If I was to grade my homes, my favourite village would be Hough on the Hill, my favourite house would be Castle Farm but my favourite location France!

I have been self indulgent in telling you about my homes and for that I apologise but I enjoyed doing it and I hope that maybe you will enjoy reading it.

Sorry for the photographs but they are copies of real photographs, as I did not have a digital camera back then.

Have a wonderful weekend.


  1. Hello Janette:
    Well, we have been fascinated to read of all your houses and the huge amount of effort and energy, not to say money, that you have lovingly given to each of them to create a home. And, you certainly did succeed with each of them which, even from the rather blurry pictures we can see were absolutely transformed by you.

    However,we are certain that the best is yet to come. For, as they say, location is everything and at last you find yourselves in the place you really do wish to be.

  2. Thank you very much. The only problem now being engery levels, if only we were 20 years younger again!

  3. Evening Janette,
    Firstly, I am honoured by your mention!

    What wonderful properties you have lived in. The effort put ino making them your home is evident. We too have lived in wrecks whilst refurbishing, it's no picnic! I am filled with admiration.

    Ahhh to be 20 years younger. We feel the same. We could achieve so much more if the years would fade away.

    We have just finished watching the Eurovision song contest. Three hours of our lives gone forever. I don't know why we fall for it but watch every year. Someone has to!
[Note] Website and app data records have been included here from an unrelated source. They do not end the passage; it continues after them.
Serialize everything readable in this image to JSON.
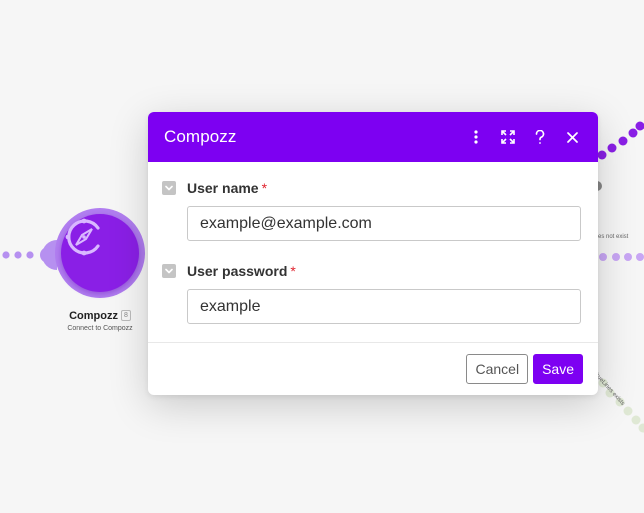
{
  "dialog": {
    "title": "Compozz",
    "fields": [
      {
        "label": "User name",
        "required_mark": "*",
        "value": "example@example.com"
      },
      {
        "label": "User password",
        "required_mark": "*",
        "value": "example"
      }
    ],
    "cancel_label": "Cancel",
    "save_label": "Save"
  },
  "canvas": {
    "node": {
      "name": "Compozz",
      "badge": "8",
      "subtitle": "Connect to Compozz"
    },
    "route_labels": [
      "es not exist",
      "- TrueLines exists"
    ]
  },
  "colors": {
    "accent": "#7d00f2",
    "node_fill": "#8a1fe6",
    "node_ring": "#b17ef0",
    "required": "#e0242f"
  },
  "icons": {
    "node": "compass-icon",
    "header": [
      "more-vertical-icon",
      "expand-icon",
      "help-icon",
      "close-icon"
    ],
    "field_toggle": "chevron-down-icon"
  }
}
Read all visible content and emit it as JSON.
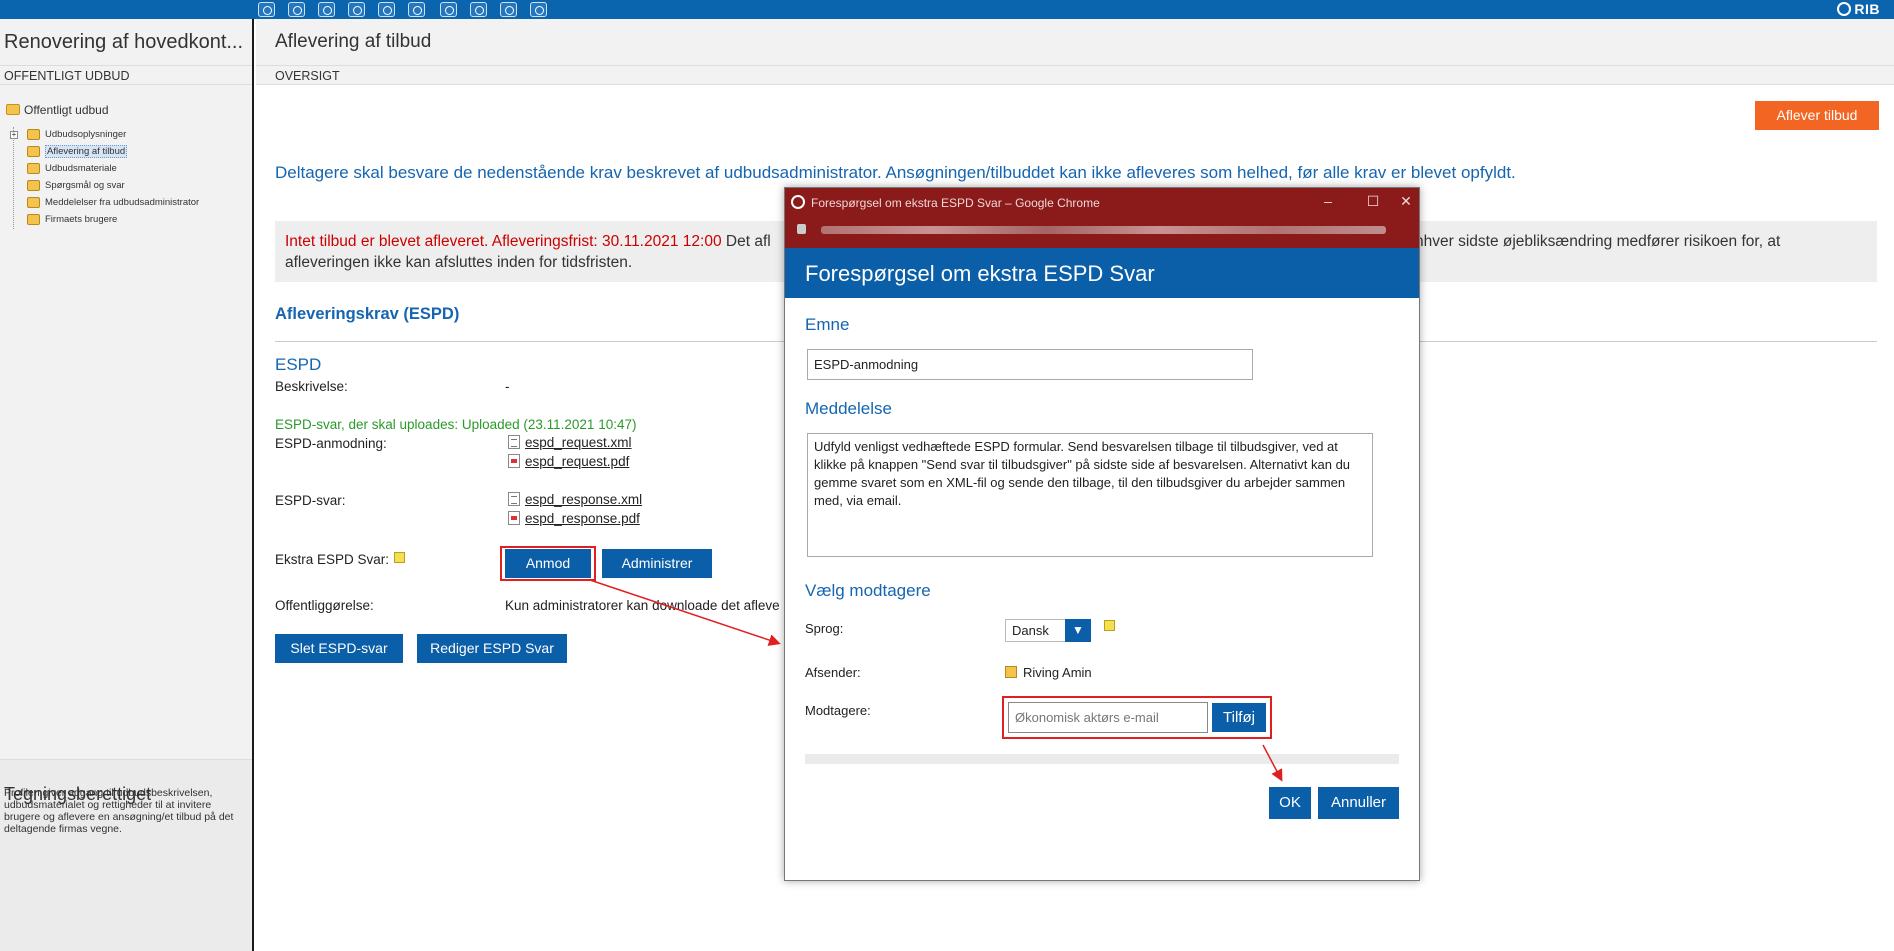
{
  "topbar": {
    "icons": [
      "user-icon",
      "clock-icon",
      "copy-icon",
      "network-icon",
      "settings-icon",
      "gear-icon",
      "people-icon",
      "documents-icon",
      "edit-icon",
      "list-icon"
    ],
    "brand": "RIB"
  },
  "sidebar": {
    "project_title": "Renovering af hovedkont...",
    "subtitle": "OFFENTLIGT UDBUD",
    "root": "Offentligt udbud",
    "items": [
      {
        "label": "Udbudsoplysninger",
        "selected": false
      },
      {
        "label": "Aflevering af tilbud",
        "selected": true
      },
      {
        "label": "Udbudsmateriale",
        "selected": false
      },
      {
        "label": "Spørgsmål og svar",
        "selected": false
      },
      {
        "label": "Meddelelser fra udbudsadministrator",
        "selected": false
      },
      {
        "label": "Firmaets brugere",
        "selected": false
      }
    ],
    "panel_title": "Tegningsberettiget",
    "panel_text": "Profilen giver adgang til udbudsbeskrivelsen, udbudsmaterialet og rettigheder til at invitere brugere og aflevere en ansøgning/et tilbud på det deltagende firmas vegne."
  },
  "main": {
    "title": "Aflevering af tilbud",
    "subtitle": "OVERSIGT",
    "deliver_button": "Aflever tilbud",
    "info_text": "Deltagere skal besvare de nedenstående krav beskrevet af udbudsadministrator. Ansøgningen/tilbuddet kan ikke afleveres som helhed, før alle krav er blevet opfyldt.",
    "warning_red": "Intet tilbud er blevet afleveret. Afleveringsfrist: 30.11.2021 12:00",
    "warning_start": "Det afl",
    "warning_end": "nhver sidste øjebliksændring medfører risikoen for, at",
    "warning_line2": "afleveringen ikke kan afsluttes inden for tidsfristen.",
    "section_heading": "Afleveringskrav (ESPD)",
    "espd_heading": "ESPD",
    "description_label": "Beskrivelse:",
    "description_value": "-",
    "uploaded_status": "ESPD-svar, der skal uploades: Uploaded (23.11.2021 10:47)",
    "request_label": "ESPD-anmodning:",
    "request_files": [
      "espd_request.xml",
      "espd_request.pdf"
    ],
    "response_label": "ESPD-svar:",
    "response_files": [
      "espd_response.xml",
      "espd_response.pdf"
    ],
    "extra_label": "Ekstra ESPD Svar:",
    "anmod_button": "Anmod",
    "administrer_button": "Administrer",
    "publication_label": "Offentliggørelse:",
    "publication_value": "Kun administratorer kan downloade det afleve",
    "delete_button": "Slet ESPD-svar",
    "edit_button": "Rediger ESPD Svar"
  },
  "dialog": {
    "window_title": "Forespørgsel om ekstra ESPD Svar – Google Chrome",
    "window_controls": [
      "–",
      "☐",
      "✕"
    ],
    "header": "Forespørgsel om ekstra ESPD Svar",
    "subject_label": "Emne",
    "subject_value": "ESPD-anmodning",
    "message_label": "Meddelelse",
    "message_value": "Udfyld venligst vedhæftede ESPD formular. Send besvarelsen tilbage til tilbudsgiver, ved at klikke på knappen \"Send svar til tilbudsgiver\" på sidste side af besvarelsen. Alternativt kan du gemme svaret som en XML-fil og sende den tilbage, til den tilbudsgiver du arbejder sammen med, via email.",
    "recipients_heading": "Vælg modtagere",
    "language_label": "Sprog:",
    "language_value": "Dansk",
    "sender_label": "Afsender:",
    "sender_value": "Riving Amin",
    "recipients_label": "Modtagere:",
    "recipient_placeholder": "Økonomisk aktørs e-mail",
    "add_button": "Tilføj",
    "ok_button": "OK",
    "cancel_button": "Annuller"
  },
  "colors": {
    "brand_blue": "#0b5ea8",
    "accent_orange": "#f26522",
    "highlight_red": "#e02020",
    "chrome_titlebar": "#8b1a1a"
  }
}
  4. Didn't watch it as we were early to bed and early(ish) to rise. Off to Millau today and if things work out down to the Med to visit a couple of huge vide greniers/brocantes. Have a great Sunday xxx